▶ MATERIALS PROVIDED:
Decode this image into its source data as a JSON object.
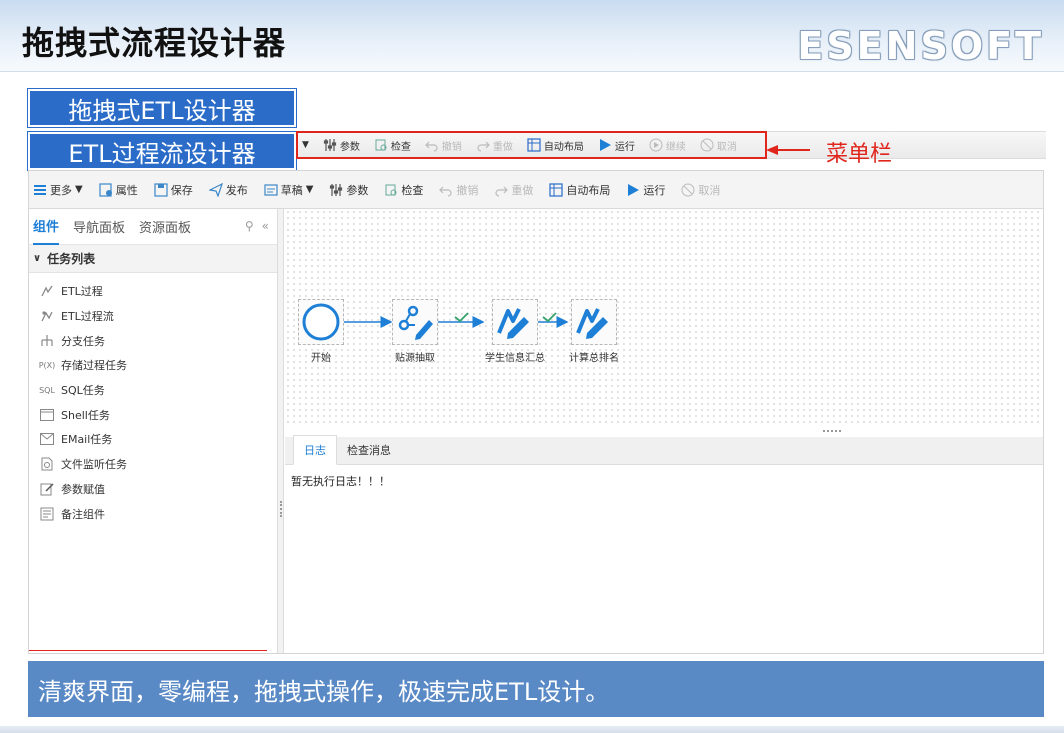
{
  "slide": {
    "title": "拖拽式流程设计器",
    "brand": "ESENSOFT",
    "label_etl": "拖拽式ETL设计器",
    "label_etl_flow": "ETL过程流设计器",
    "callout_label": "菜单栏",
    "banner": "清爽界面，零编程，拖拽式操作，极速完成ETL设计。"
  },
  "top_toolbar": {
    "items": [
      {
        "label": "参数",
        "icon": "params-icon",
        "enabled": true
      },
      {
        "label": "检查",
        "icon": "check-icon",
        "enabled": true
      },
      {
        "label": "撤销",
        "icon": "undo-icon",
        "enabled": false
      },
      {
        "label": "重做",
        "icon": "redo-icon",
        "enabled": false
      },
      {
        "label": "自动布局",
        "icon": "layout-icon",
        "enabled": true
      },
      {
        "label": "运行",
        "icon": "run-icon",
        "enabled": true
      },
      {
        "label": "继续",
        "icon": "continue-icon",
        "enabled": false
      },
      {
        "label": "取消",
        "icon": "cancel-icon",
        "enabled": false
      }
    ]
  },
  "toolbar": {
    "more": "更多",
    "properties": "属性",
    "save": "保存",
    "publish": "发布",
    "draft": "草稿",
    "params": "参数",
    "check": "检查",
    "undo": "撤销",
    "redo": "重做",
    "auto_layout": "自动布局",
    "run": "运行",
    "cancel": "取消"
  },
  "left_panel": {
    "tabs": [
      "组件",
      "导航面板",
      "资源面板"
    ],
    "section": "任务列表",
    "items": [
      {
        "label": "ETL过程",
        "icon": "etl-process-icon"
      },
      {
        "label": "ETL过程流",
        "icon": "etl-flow-icon"
      },
      {
        "label": "分支任务",
        "icon": "branch-icon"
      },
      {
        "label": "存储过程任务",
        "icon": "px-icon",
        "prefix": "P(X)"
      },
      {
        "label": "SQL任务",
        "icon": "sql-icon",
        "prefix": "SQL"
      },
      {
        "label": "Shell任务",
        "icon": "shell-icon"
      },
      {
        "label": "EMail任务",
        "icon": "email-icon"
      },
      {
        "label": "文件监听任务",
        "icon": "file-watch-icon"
      },
      {
        "label": "参数赋值",
        "icon": "param-assign-icon"
      },
      {
        "label": "备注组件",
        "icon": "note-icon"
      }
    ]
  },
  "flow": {
    "nodes": [
      {
        "label": "开始",
        "icon": "start-circle-icon"
      },
      {
        "label": "贴源抽取",
        "icon": "extract-icon"
      },
      {
        "label": "学生信息汇总",
        "icon": "etl-node-icon"
      },
      {
        "label": "计算总排名",
        "icon": "etl-node-icon"
      }
    ]
  },
  "log": {
    "tabs": [
      "日志",
      "检查消息"
    ],
    "message": "暂无执行日志！！！"
  },
  "colors": {
    "accent_blue": "#2a6cc8",
    "flow_blue": "#1e7fd6",
    "callout_red": "#e0261c",
    "banner_blue": "#5a8ac6",
    "check_green": "#35a36b"
  }
}
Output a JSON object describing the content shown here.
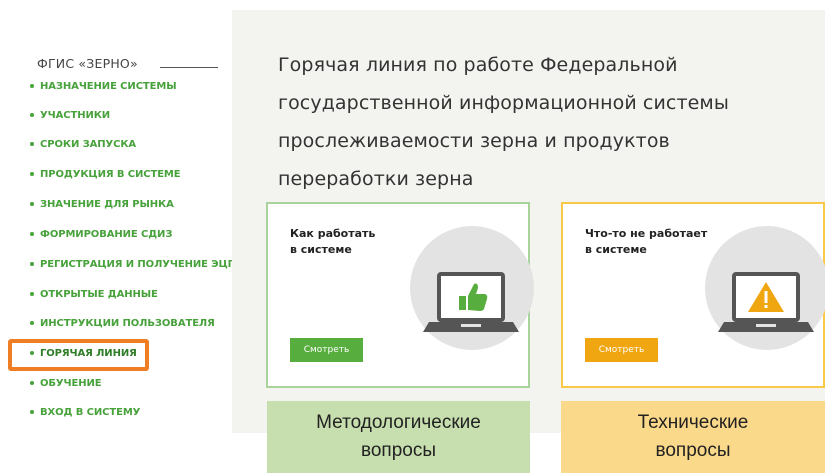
{
  "sidebar": {
    "brand": "ФГИС «ЗЕРНО»",
    "items": [
      {
        "label": "НАЗНАЧЕНИЕ СИСТЕМЫ"
      },
      {
        "label": "УЧАСТНИКИ"
      },
      {
        "label": "СРОКИ ЗАПУСКА"
      },
      {
        "label": "ПРОДУКЦИЯ В СИСТЕМЕ"
      },
      {
        "label": "ЗНАЧЕНИЕ ДЛЯ РЫНКА"
      },
      {
        "label": "ФОРМИРОВАНИЕ СДИЗ"
      },
      {
        "label": "РЕГИСТРАЦИЯ И ПОЛУЧЕНИЕ ЭЦП"
      },
      {
        "label": "ОТКРЫТЫЕ ДАННЫЕ"
      },
      {
        "label": "ИНСТРУКЦИИ ПОЛЬЗОВАТЕЛЯ"
      },
      {
        "label": "ГОРЯЧАЯ ЛИНИЯ",
        "active": true
      },
      {
        "label": "ОБУЧЕНИЕ"
      },
      {
        "label": "ВХОД В СИСТЕМУ"
      }
    ]
  },
  "main": {
    "title_lines": [
      "Горячая линия по работе Федеральной",
      "государственной информационной системы",
      "прослеживаемости зерна и продуктов",
      "переработки зерна"
    ],
    "cards": [
      {
        "title_line1": "Как работать",
        "title_line2": "в системе",
        "button": "Смотреть",
        "icon": "laptop-thumbs-up-icon",
        "accent": "#58ad3f"
      },
      {
        "title_line1": "Что-то не работает",
        "title_line2": "в системе",
        "button": "Смотреть",
        "icon": "laptop-warning-icon",
        "accent": "#f0a611"
      }
    ]
  },
  "captions": {
    "methodological_line1": "Методологические",
    "methodological_line2": "вопросы",
    "technical_line1": "Технические",
    "technical_line2": "вопросы"
  },
  "colors": {
    "nav_green": "#48a23c",
    "highlight_orange": "#ef7d23",
    "caption_green": "#c7deae",
    "caption_yellow": "#fbd98a"
  }
}
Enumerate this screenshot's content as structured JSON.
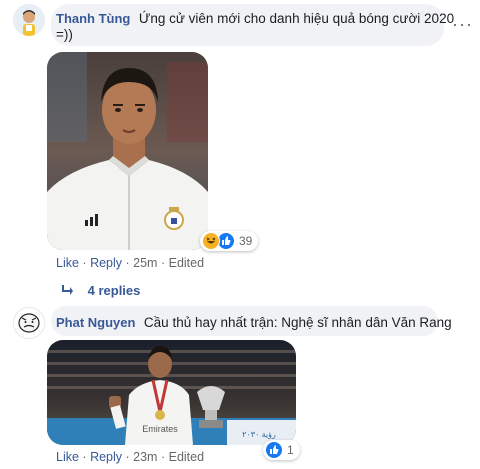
{
  "comments": [
    {
      "author": "Thanh Tùng",
      "text_line1": "Ứng cử viên mới cho danh hiệu quả bóng cười 2020",
      "text_line2": "=))",
      "actions": {
        "like": "Like",
        "reply": "Reply",
        "time": "25m",
        "edited": "Edited"
      },
      "reaction_count": "39",
      "replies_label": "4 replies"
    },
    {
      "author": "Phat Nguyen",
      "text": "Cầu thủ hay nhất trận: Nghệ sĩ nhân dân Văn Rang",
      "actions": {
        "like": "Like",
        "reply": "Reply",
        "time": "23m",
        "edited": "Edited"
      },
      "reaction_count": "1"
    }
  ],
  "photo2_banner": "Emirates",
  "more_icon": "more-horizontal-icon",
  "colors": {
    "link": "#385898",
    "bubble": "#f0f2f5",
    "meta": "#65676b",
    "like_blue": "#1877f2",
    "haha_yellow": "#f7b125"
  }
}
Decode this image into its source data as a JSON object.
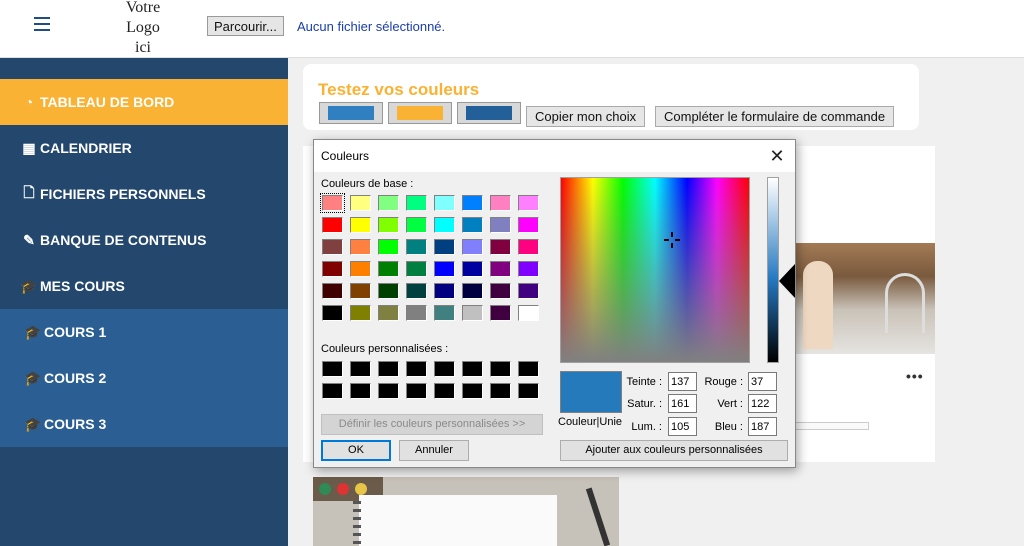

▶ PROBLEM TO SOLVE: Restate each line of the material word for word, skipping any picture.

▶ SOLUTION TO THIS PROBLEM:
Decode this image into its source data as a JSON object.
{
  "slide": {
    "title": "拖拽式流程设计器",
    "brand": "ESENSOFT",
    "label_etl": "拖拽式ETL设计器",
    "label_etl_flow": "ETL过程流设计器",
    "callout_label": "菜单栏",
    "banner": "清爽界面，零编程，拖拽式操作，极速完成ETL设计。"
  },
  "top_toolbar": {
    "items": [
      {
        "label": "参数",
        "icon": "params-icon",
        "enabled": true
      },
      {
        "label": "检查",
        "icon": "check-icon",
        "enabled": true
      },
      {
        "label": "撤销",
        "icon": "undo-icon",
        "enabled": false
      },
      {
        "label": "重做",
        "icon": "redo-icon",
        "enabled": false
      },
      {
        "label": "自动布局",
        "icon": "layout-icon",
        "enabled": true
      },
      {
        "label": "运行",
        "icon": "run-icon",
        "enabled": true
      },
      {
        "label": "继续",
        "icon": "continue-icon",
        "enabled": false
      },
      {
        "label": "取消",
        "icon": "cancel-icon",
        "enabled": false
      }
    ]
  },
  "toolbar": {
    "more": "更多",
    "properties": "属性",
    "save": "保存",
    "publish": "发布",
    "draft": "草稿",
    "params": "参数",
    "check": "检查",
    "undo": "撤销",
    "redo": "重做",
    "auto_layout": "自动布局",
    "run": "运行",
    "cancel": "取消"
  },
  "left_panel": {
    "tabs": [
      "组件",
      "导航面板",
      "资源面板"
    ],
    "section": "任务列表",
    "items": [
      {
        "label": "ETL过程",
        "icon": "etl-process-icon"
      },
      {
        "label": "ETL过程流",
        "icon": "etl-flow-icon"
      },
      {
        "label": "分支任务",
        "icon": "branch-icon"
      },
      {
        "label": "存储过程任务",
        "icon": "px-icon",
        "prefix": "P(X)"
      },
      {
        "label": "SQL任务",
        "icon": "sql-icon",
        "prefix": "SQL"
      },
      {
        "label": "Shell任务",
        "icon": "shell-icon"
      },
      {
        "label": "EMail任务",
        "icon": "email-icon"
      },
      {
        "label": "文件监听任务",
        "icon": "file-watch-icon"
      },
      {
        "label": "参数赋值",
        "icon": "param-assign-icon"
      },
      {
        "label": "备注组件",
        "icon": "note-icon"
      }
    ]
  },
  "flow": {
    "nodes": [
      {
        "label": "开始",
        "icon": "start-circle-icon"
      },
      {
        "label": "贴源抽取",
        "icon": "extract-icon"
      },
      {
        "label": "学生信息汇总",
        "icon": "etl-node-icon"
      },
      {
        "label": "计算总排名",
        "icon": "etl-node-icon"
      }
    ]
  },
  "log": {
    "tabs": [
      "日志",
      "检查消息"
    ],
    "message": "暂无执行日志！！！"
  },
  "colors": {
    "accent_blue": "#2a6cc8",
    "flow_blue": "#1e7fd6",
    "callout_red": "#e0261c",
    "banner_blue": "#5a8ac6",
    "check_green": "#35a36b"
  }
}
Output a JSON object describing the content shown here.
{
  "sidebar": {
    "brand": "ФГИС «ЗЕРНО»",
    "items": [
      {
        "label": "НАЗНАЧЕНИЕ СИСТЕМЫ"
      },
      {
        "label": "УЧАСТНИКИ"
      },
      {
        "label": "СРОКИ ЗАПУСКА"
      },
      {
        "label": "ПРОДУКЦИЯ В СИСТЕМЕ"
      },
      {
        "label": "ЗНАЧЕНИЕ ДЛЯ РЫНКА"
      },
      {
        "label": "ФОРМИРОВАНИЕ СДИЗ"
      },
      {
        "label": "РЕГИСТРАЦИЯ И ПОЛУЧЕНИЕ ЭЦП"
      },
      {
        "label": "ОТКРЫТЫЕ ДАННЫЕ"
      },
      {
        "label": "ИНСТРУКЦИИ ПОЛЬЗОВАТЕЛЯ"
      },
      {
        "label": "ГОРЯЧАЯ ЛИНИЯ",
        "active": true
      },
      {
        "label": "ОБУЧЕНИЕ"
      },
      {
        "label": "ВХОД В СИСТЕМУ"
      }
    ]
  },
  "main": {
    "title_lines": [
      "Горячая линия по работе Федеральной",
      "государственной информационной системы",
      "прослеживаемости зерна и продуктов",
      "переработки зерна"
    ],
    "cards": [
      {
        "title_line1": "Как работать",
        "title_line2": "в системе",
        "button": "Смотреть",
        "icon": "laptop-thumbs-up-icon",
        "accent": "#58ad3f"
      },
      {
        "title_line1": "Что-то не работает",
        "title_line2": "в системе",
        "button": "Смотреть",
        "icon": "laptop-warning-icon",
        "accent": "#f0a611"
      }
    ]
  },
  "captions": {
    "methodological_line1": "Методологические",
    "methodological_line2": "вопросы",
    "technical_line1": "Технические",
    "technical_line2": "вопросы"
  },
  "colors": {
    "nav_green": "#48a23c",
    "highlight_orange": "#ef7d23",
    "caption_green": "#c7deae",
    "caption_yellow": "#fbd98a"
  }
}
Enumerate this screenshot's content as structured JSON.
{
  "comments": [
    {
      "author": "Thanh Tùng",
      "text_line1": "Ứng cử viên mới cho danh hiệu quả bóng cười 2020",
      "text_line2": "=))",
      "actions": {
        "like": "Like",
        "reply": "Reply",
        "time": "25m",
        "edited": "Edited"
      },
      "reaction_count": "39",
      "replies_label": "4 replies"
    },
    {
      "author": "Phat Nguyen",
      "text": "Cầu thủ hay nhất trận: Nghệ sĩ nhân dân Văn Rang",
      "actions": {
        "like": "Like",
        "reply": "Reply",
        "time": "23m",
        "edited": "Edited"
      },
      "reaction_count": "1"
    }
  ],
  "photo2_banner": "Emirates",
  "more_icon": "more-horizontal-icon",
  "colors": {
    "link": "#385898",
    "bubble": "#f0f2f5",
    "meta": "#65676b",
    "like_blue": "#1877f2",
    "haha_yellow": "#f7b125"
  }
}
Decode this image into its source data as a JSON object.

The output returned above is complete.